With cooler weather and increased energy, coupled with the impending doom that winter always threatens, Keith and I are pushing hard on Poor Farm Projects. He's been busy on our chicken coop, which I'll blog about in my next post, while I have been struggling to find creative ways to get more essentials out of storage in the decrepit house, and into this micro-home of ours.
Yesterday, I attacked a century old ladder, cutting it down to size. Seven foot size.
The ladder was purchased at a friends farm auction over a decade ago, and too rickety for its original use, Keith did not balk when I asked if I could hack away at it. A couple passes with my circular saw and I had a workable section which I planned to convert to a blanket rack for our bedroom.
The ladder was imperfect of course, a couple rungs had bent slightly over the years (I can relate, "Bent Rung" was my Indian name those years I lived in SD) and there were old paint stains, nicks and splintered areas.
Not to mention some old dried bird dung. It was a farm ladder after all.
I scraped off the majority of dirt and debris with a stiff wire brush and then hauled out more of the ten year old, combo stain-polyurethane product I used on our window trim last week. The ladder wood was super dry and soaked up the stain as fast as I could apply it.
I especially appreciated the hardware still attached to the ladder so coated it as well, since it was now purely decorative and would never be put to use to secure the other ladder section I amputated. Just to be sure it dried well, I left the ladder outside overnight and then brought it inside this morning.
It fits perfectly in the oddly shaped corner formed by our closet and the round wall of our upstairs bedroom.
Tomorrow I'll wire the ladder to the studs in the wall so we don't have any late night crashing of ladder onto floor or our bed.

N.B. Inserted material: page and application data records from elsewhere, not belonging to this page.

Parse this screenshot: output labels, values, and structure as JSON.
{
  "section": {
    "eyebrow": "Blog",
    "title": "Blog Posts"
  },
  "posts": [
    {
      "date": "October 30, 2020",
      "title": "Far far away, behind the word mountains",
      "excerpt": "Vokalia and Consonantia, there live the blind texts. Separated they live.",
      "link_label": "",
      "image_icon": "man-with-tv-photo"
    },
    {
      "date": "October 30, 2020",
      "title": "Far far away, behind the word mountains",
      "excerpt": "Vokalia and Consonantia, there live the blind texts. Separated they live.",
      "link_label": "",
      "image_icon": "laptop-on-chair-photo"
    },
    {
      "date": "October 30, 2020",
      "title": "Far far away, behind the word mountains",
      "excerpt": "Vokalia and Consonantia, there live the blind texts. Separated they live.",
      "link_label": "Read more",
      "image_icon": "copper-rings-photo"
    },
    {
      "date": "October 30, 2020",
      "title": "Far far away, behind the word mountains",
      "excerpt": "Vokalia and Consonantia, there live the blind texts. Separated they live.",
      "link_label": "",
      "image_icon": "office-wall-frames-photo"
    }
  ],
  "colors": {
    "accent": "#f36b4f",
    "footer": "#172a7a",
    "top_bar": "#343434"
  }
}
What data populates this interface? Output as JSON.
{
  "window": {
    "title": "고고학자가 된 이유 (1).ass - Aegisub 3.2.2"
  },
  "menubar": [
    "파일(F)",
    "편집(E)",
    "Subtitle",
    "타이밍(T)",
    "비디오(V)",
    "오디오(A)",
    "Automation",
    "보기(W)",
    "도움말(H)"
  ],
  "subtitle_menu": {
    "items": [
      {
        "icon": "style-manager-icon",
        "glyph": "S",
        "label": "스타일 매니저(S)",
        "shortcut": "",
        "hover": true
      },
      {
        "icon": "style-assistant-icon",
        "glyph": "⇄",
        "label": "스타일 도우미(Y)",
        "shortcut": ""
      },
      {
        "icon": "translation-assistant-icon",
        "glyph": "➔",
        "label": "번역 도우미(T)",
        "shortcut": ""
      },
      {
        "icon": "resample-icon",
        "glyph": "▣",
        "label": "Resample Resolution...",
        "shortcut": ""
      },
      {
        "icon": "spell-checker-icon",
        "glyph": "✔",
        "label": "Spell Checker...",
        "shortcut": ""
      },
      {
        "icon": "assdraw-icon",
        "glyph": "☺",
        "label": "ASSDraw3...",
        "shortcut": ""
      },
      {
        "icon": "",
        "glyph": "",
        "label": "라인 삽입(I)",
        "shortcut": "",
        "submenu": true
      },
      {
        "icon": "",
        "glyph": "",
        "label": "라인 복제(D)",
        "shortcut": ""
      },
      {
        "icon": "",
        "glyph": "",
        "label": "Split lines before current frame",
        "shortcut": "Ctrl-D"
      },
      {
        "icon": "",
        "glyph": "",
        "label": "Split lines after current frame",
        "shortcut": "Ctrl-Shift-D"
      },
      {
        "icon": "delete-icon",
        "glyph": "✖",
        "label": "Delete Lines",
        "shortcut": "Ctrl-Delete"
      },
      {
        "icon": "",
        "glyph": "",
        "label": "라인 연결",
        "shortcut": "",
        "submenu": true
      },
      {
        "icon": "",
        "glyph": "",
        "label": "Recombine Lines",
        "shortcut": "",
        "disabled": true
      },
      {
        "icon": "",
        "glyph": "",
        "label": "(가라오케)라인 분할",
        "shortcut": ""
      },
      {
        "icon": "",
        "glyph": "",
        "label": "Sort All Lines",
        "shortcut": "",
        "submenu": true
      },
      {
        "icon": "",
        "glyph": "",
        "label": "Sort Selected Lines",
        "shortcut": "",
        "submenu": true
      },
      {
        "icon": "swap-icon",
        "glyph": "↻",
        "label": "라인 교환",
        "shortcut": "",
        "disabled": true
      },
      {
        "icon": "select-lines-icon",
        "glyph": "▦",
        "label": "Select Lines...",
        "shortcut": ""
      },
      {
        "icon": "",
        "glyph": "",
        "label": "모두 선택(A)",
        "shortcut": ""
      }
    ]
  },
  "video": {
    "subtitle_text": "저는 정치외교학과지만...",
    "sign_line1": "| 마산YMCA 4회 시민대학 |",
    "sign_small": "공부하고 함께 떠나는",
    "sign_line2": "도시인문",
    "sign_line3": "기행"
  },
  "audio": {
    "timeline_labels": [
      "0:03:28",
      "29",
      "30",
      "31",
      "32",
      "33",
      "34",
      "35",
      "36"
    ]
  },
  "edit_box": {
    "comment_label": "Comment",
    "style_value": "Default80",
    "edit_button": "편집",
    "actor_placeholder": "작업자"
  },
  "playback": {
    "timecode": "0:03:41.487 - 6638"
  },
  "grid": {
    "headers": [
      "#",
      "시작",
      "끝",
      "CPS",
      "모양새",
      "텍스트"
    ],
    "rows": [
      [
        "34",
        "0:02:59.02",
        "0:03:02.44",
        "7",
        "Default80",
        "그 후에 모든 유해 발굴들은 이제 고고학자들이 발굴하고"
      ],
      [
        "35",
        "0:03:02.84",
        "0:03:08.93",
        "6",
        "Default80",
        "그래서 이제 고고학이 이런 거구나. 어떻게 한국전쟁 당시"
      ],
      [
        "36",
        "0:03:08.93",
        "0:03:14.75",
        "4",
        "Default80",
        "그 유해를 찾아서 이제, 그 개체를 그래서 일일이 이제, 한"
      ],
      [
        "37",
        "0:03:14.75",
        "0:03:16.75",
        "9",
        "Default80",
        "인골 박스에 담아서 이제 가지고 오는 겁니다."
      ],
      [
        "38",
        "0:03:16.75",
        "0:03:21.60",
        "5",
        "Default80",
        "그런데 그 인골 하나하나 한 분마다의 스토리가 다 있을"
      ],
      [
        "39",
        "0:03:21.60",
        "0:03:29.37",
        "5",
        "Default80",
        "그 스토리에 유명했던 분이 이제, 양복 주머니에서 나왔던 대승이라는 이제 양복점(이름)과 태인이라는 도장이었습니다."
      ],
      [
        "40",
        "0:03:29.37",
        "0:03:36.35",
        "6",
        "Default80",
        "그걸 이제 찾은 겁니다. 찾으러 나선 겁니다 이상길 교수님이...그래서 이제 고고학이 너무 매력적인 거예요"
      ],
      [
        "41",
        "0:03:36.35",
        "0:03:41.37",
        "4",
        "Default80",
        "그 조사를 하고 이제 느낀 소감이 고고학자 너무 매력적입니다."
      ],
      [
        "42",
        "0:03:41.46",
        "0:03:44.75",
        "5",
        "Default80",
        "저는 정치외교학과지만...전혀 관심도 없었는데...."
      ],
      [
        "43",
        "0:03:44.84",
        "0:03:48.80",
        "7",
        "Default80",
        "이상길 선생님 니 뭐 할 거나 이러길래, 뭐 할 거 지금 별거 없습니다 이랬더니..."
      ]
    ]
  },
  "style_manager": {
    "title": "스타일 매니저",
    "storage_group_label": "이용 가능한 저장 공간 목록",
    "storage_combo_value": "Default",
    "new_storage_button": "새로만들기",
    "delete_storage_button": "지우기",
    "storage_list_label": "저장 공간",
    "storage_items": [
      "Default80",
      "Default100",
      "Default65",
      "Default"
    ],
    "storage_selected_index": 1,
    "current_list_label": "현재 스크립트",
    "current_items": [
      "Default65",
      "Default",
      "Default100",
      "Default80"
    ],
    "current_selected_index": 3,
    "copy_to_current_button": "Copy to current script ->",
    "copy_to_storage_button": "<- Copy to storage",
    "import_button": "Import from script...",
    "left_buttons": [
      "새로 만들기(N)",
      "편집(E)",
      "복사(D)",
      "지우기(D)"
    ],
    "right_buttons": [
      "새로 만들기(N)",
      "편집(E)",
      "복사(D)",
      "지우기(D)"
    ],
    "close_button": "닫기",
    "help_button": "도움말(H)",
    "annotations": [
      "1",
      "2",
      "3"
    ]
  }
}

It feels good to be getting more of the finish work done inside, bit by bit by bit and to be moving so many of our floor space hogging items, up and up and up.